A European group of scientists has recently published their conclusions on the radioactive cloud that moved throughout Europe in September 2017, one of the most serious radioactive material leaks since Fukushima in 2011 Even though it happened two years ago, the population did not even know that it was there, as media coverage was insignificant.
The study, published in the journal ‘Proceedings of the National Academy of Sciences‘, has analyzed more than 1,300 measurements from all over Europe and other regions of the world to find out the cause of this incident. The result: it was not a reactor accident, but an accident at a nuclear reprocessing plant.
Although the exact origin of radioactivity is difficult to determine, the data suggests a point of release in the southern Urals.
This is precisely where the Russian nuclear facility Majak is located. The Mayak Production Association is one of the biggest nuclear facilities in the Russian Federation, housing a reprocessing plant, where scientists were trying to produce the isotope cerium–144, for subsequent use in neutrino experiments at the Gran Sasso National Laboratory in Italy, as has previously been speculated.
To date, no one has assumed responsibility for this considerable leak in the fall of 2017. It is noteworthy to mention that the incident never caused any risks to the health of the European population.
Among the 70 experts from all over Europe who contributed data and experience to the current study are Dieter Hainz and Dr. Paul Saey, from the Institute of Subatomic and Atomic Physics of TU Wien (Vienna).
The data were evaluated by Professor Georg Steinhauser, of the University of Hannover (who is closely associated with the Atomic Institute) together with Dr. Olivier Masson, of the Institute of Radioprotection and Sûreté Nucléaire (IRSN) in France.
“We measured radioactive ruthenium-106,” explains Georg Steinhauser. “The measurements indicate the largest singular release of radioactivity from a civilian reprocessing plant.”
“We were able to show that the accident occurred in the reprocessing of spent fuel elements, at a very advanced stage, shortly before the end of the process chain,” says Steinhauser.
“Even though there is currently no official statement, we have a very good idea of what might have happened.”
“Based on airborne concentration spreading and chemical considerations, it is possible to assume that the release occurred in the Southern Urals region (Russian Federation),” the scientists reveal in their new paper.
In autumn of 2017, a cloud of ruthenium-106 was measured in many European countries, with maximum values of 176 millibecquerels per cubic meter of air.

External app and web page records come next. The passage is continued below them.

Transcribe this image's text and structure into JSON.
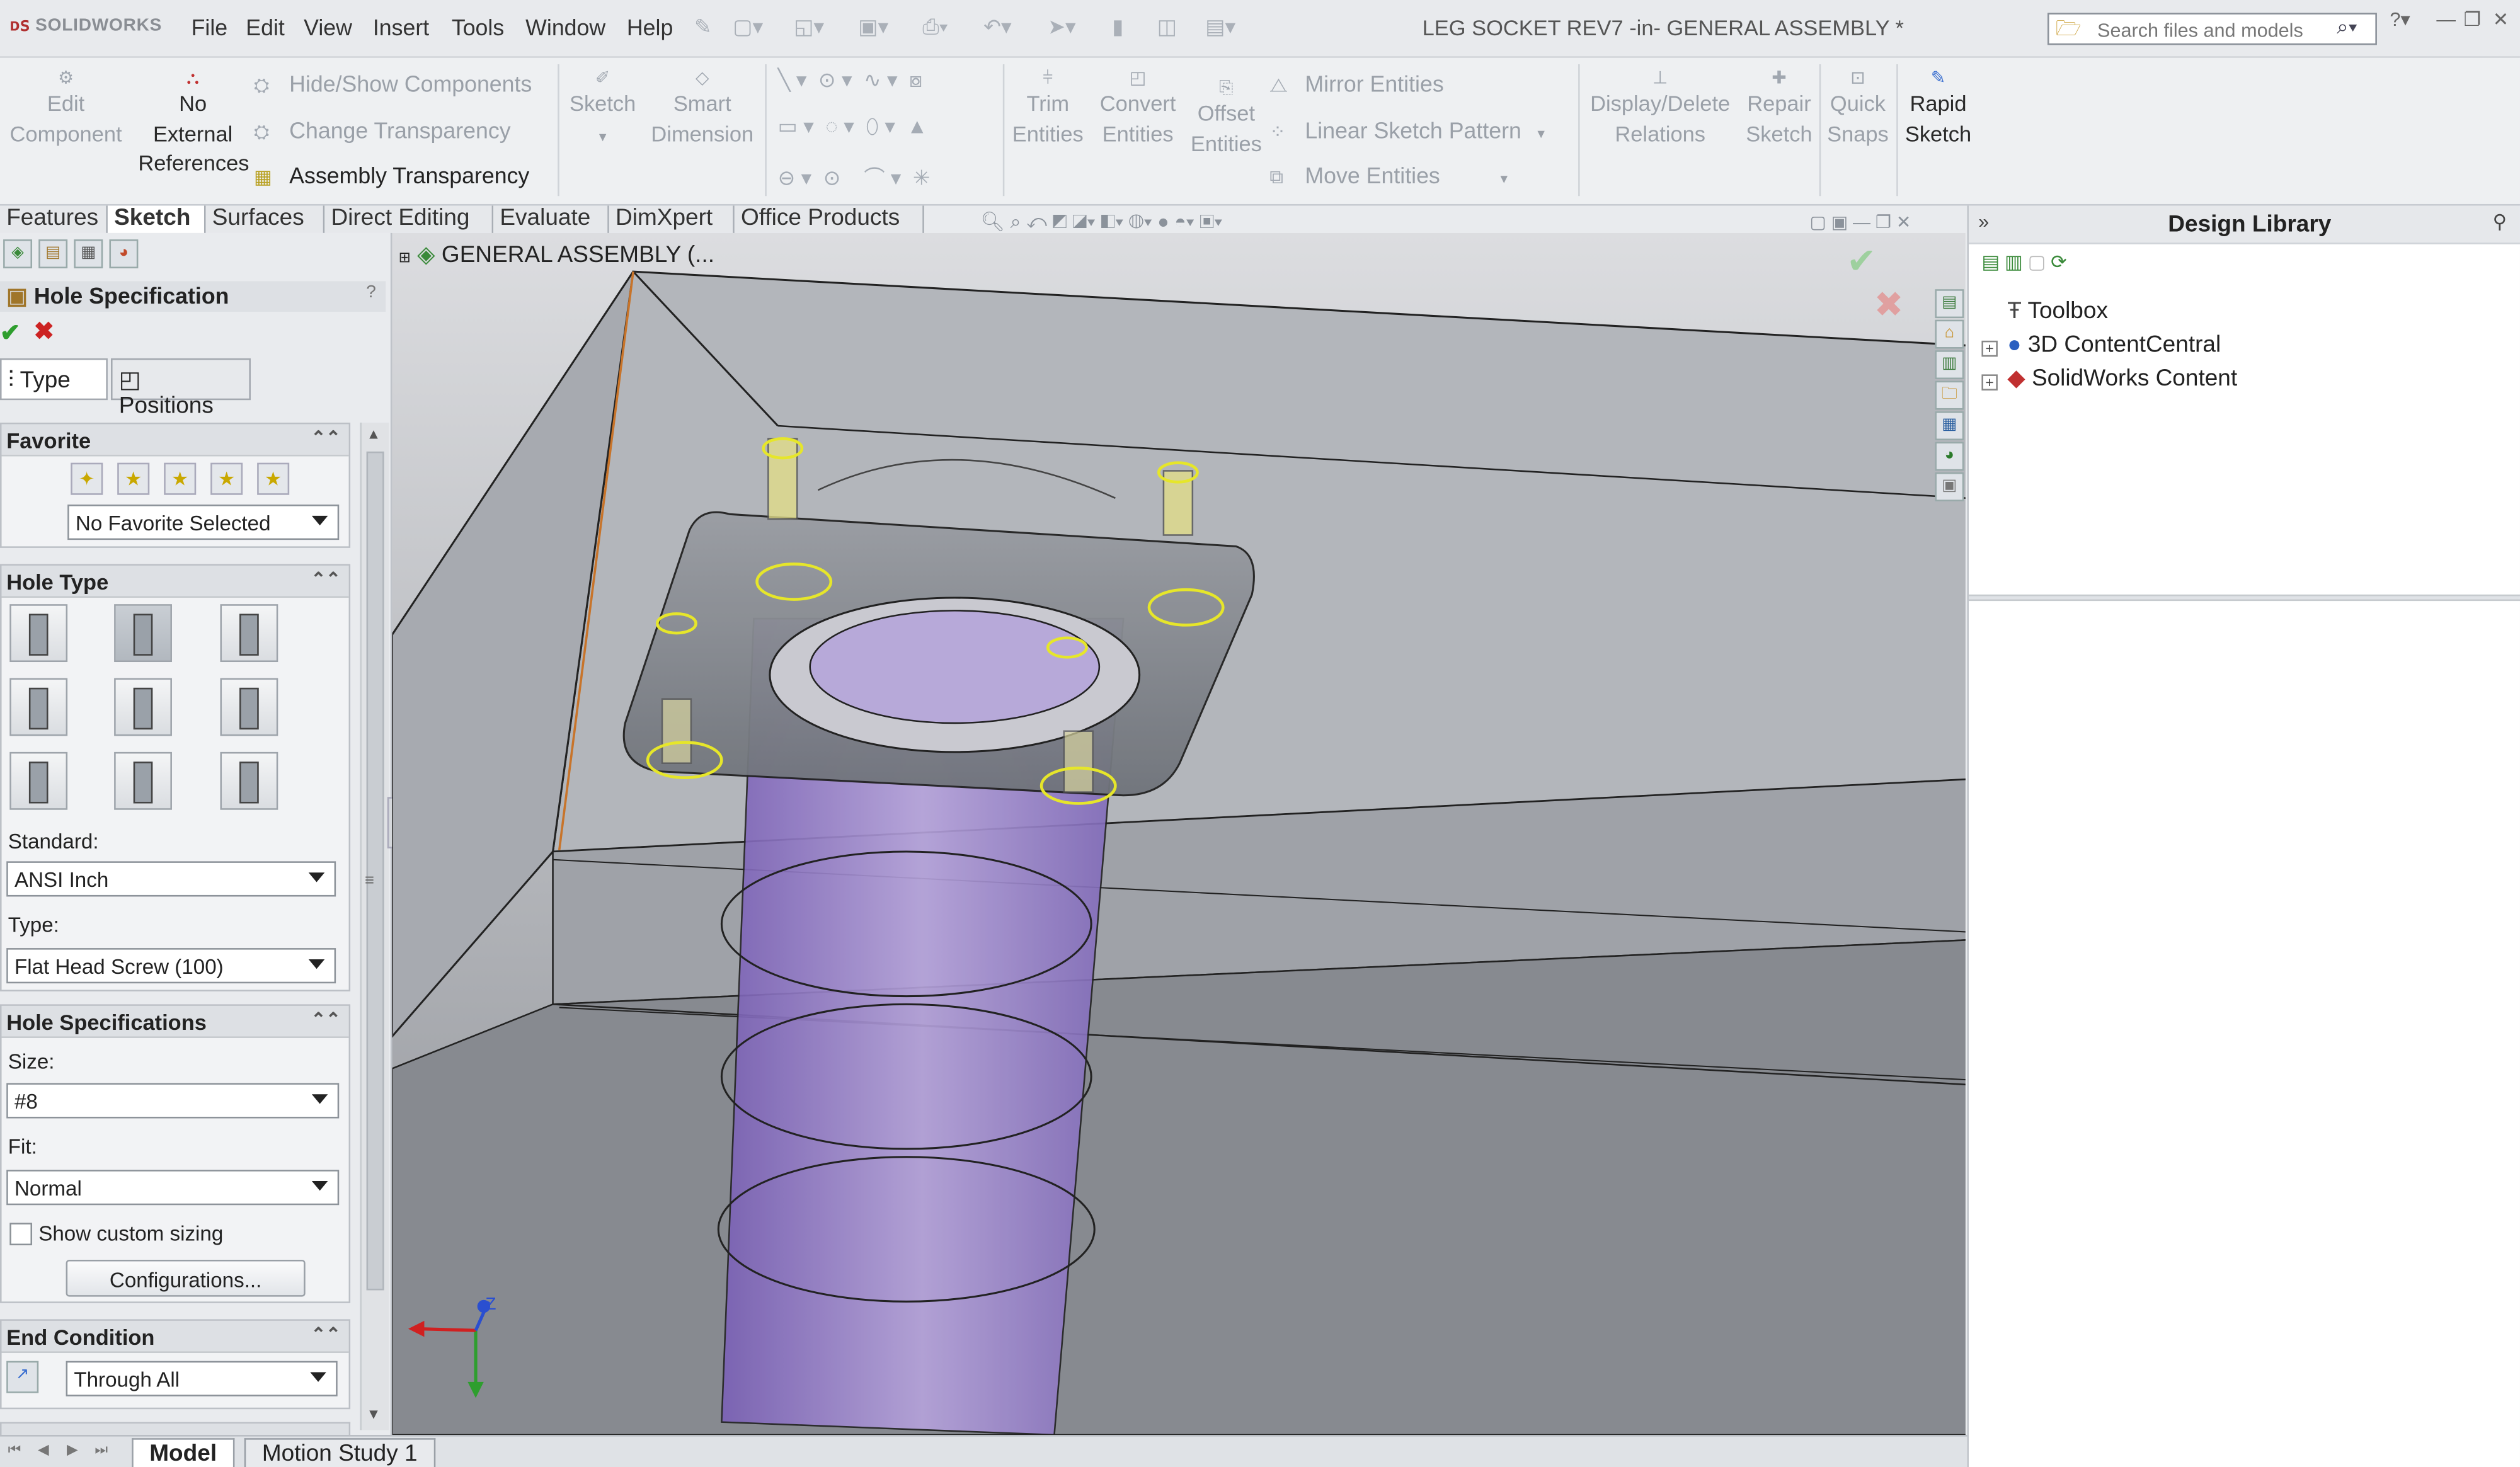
{
  "app": {
    "logo": "SOLIDWORKS",
    "window_title": "LEG SOCKET REV7 -in- GENERAL ASSEMBLY *"
  },
  "menu": [
    "File",
    "Edit",
    "View",
    "Insert",
    "Tools",
    "Window",
    "Help"
  ],
  "search": {
    "placeholder": "Search files and models"
  },
  "commands": {
    "edit_component": [
      "Edit",
      "Component"
    ],
    "no_external": [
      "No",
      "External",
      "References"
    ],
    "hide_show": "Hide/Show Components",
    "change_transparency": "Change Transparency",
    "assembly_transparency": "Assembly Transparency",
    "sketch": "Sketch",
    "smart_dimension": [
      "Smart",
      "Dimension"
    ],
    "trim": [
      "Trim",
      "Entities"
    ],
    "convert": [
      "Convert",
      "Entities"
    ],
    "offset": [
      "Offset",
      "Entities"
    ],
    "mirror": "Mirror Entities",
    "linear_pattern": "Linear Sketch Pattern",
    "move": "Move Entities",
    "display_delete": [
      "Display/Delete",
      "Relations"
    ],
    "repair": [
      "Repair",
      "Sketch"
    ],
    "quick_snaps": [
      "Quick",
      "Snaps"
    ],
    "rapid_sketch": [
      "Rapid",
      "Sketch"
    ]
  },
  "tabs": [
    "Features",
    "Sketch",
    "Surfaces",
    "Direct Editing",
    "Evaluate",
    "DimXpert",
    "Office Products"
  ],
  "active_tab": "Sketch",
  "property_manager": {
    "title": "Hole Specification",
    "help": "?",
    "ok": "✔",
    "cancel": "✖",
    "tab_type": "Type",
    "tab_positions": "Positions",
    "favorite": {
      "header": "Favorite",
      "selected": "No Favorite Selected"
    },
    "hole_type": {
      "header": "Hole Type",
      "standard_label": "Standard:",
      "standard_value": "ANSI Inch",
      "type_label": "Type:",
      "type_value": "Flat Head Screw (100)"
    },
    "hole_specs": {
      "header": "Hole Specifications",
      "size_label": "Size:",
      "size_value": "#8",
      "fit_label": "Fit:",
      "fit_value": "Normal",
      "custom_sizing": "Show custom sizing",
      "configurations": "Configurations..."
    },
    "end_condition": {
      "header": "End Condition",
      "value": "Through All"
    }
  },
  "tree": {
    "root": "GENERAL ASSEMBLY (..."
  },
  "design_library": {
    "title": "Design Library",
    "items": [
      "Toolbox",
      "3D ContentCentral",
      "SolidWorks Content"
    ]
  },
  "bottom_tabs": [
    "Model",
    "Motion Study 1"
  ],
  "colors": {
    "hole_highlight": "#e6e62a",
    "tube": "#8a6fc4",
    "accept": "#2e9e2e",
    "reject": "#cc2222"
  }
}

It has been revealed that the values were up to 100 times higher than the total concentrations measured in Europe after the Fukushima incident.
The half-life of the radioactive isotope is 374 days.
This type of radiation releases is extremely unusual, and the fact that no radioactive substances other than ruthenium were measured is a clear indication that the source must have been a nuclear reprocessing plant.
The geographical extent of the ruthenium-106 cloud was extensive as it was measured in large parts of Central and Eastern Europe, Asia and the Arabian Peninsula. Ruthenium-106 was found even in the Caribbean.
The data was compiled by an informal international network of almost all European measuring stations.
In total, 176 measuring stations from 29 countries participated.
Although the release was unusual, the concentration of radioactive material did not reach levels that are harmful to human health anywhere in Europe. From the analysis of the data, a total release of approximately 250 to 400 terabecquerel of ruthenium-106 can be derived.
The Russian reprocessing plant Majak had already been the scene of the second largest nuclear discharge in history on September 1957, after Chernobyl and even larger than the nuclear disaster that happened in Fukushima.
At that time, a tank containing liquid wastes from plutonium production exploded, causing massive contamination of the area.
The conclusions are reported in PNAS.